### RECORDS FOR THE EXERCISE
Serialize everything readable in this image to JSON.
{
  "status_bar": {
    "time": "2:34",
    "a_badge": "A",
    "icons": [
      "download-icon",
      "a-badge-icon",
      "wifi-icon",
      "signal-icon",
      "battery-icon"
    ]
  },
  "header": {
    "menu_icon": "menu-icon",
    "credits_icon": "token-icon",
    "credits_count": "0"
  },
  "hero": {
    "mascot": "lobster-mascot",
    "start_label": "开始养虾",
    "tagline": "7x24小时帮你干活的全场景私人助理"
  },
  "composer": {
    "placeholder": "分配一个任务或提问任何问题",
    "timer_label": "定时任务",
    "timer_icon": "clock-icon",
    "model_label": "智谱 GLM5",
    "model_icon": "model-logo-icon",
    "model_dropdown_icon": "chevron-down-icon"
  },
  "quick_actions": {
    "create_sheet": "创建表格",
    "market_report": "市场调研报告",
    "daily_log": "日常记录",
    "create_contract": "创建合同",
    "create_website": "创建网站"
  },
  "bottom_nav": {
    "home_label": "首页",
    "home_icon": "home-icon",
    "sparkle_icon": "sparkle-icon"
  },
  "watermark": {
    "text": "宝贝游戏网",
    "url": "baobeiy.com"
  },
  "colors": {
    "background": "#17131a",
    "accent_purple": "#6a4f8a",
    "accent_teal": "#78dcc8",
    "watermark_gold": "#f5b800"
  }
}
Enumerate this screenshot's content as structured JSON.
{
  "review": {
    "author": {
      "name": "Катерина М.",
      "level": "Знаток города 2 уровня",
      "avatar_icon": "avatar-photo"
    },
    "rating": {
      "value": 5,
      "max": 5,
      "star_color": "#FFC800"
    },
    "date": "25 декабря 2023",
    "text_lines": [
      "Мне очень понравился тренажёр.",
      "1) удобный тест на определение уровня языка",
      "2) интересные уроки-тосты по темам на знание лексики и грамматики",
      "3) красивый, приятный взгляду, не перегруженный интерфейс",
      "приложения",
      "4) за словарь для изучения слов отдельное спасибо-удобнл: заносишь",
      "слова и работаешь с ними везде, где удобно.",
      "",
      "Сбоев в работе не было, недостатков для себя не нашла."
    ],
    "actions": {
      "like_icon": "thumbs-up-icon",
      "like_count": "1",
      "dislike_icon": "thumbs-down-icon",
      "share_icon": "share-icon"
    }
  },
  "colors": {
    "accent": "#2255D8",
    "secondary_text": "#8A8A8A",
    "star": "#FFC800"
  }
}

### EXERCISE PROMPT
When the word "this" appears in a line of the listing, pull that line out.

### ANSWER SPACE
Serialize everything readable in this image to JSON.
Enumerate this screenshot's content as structured JSON.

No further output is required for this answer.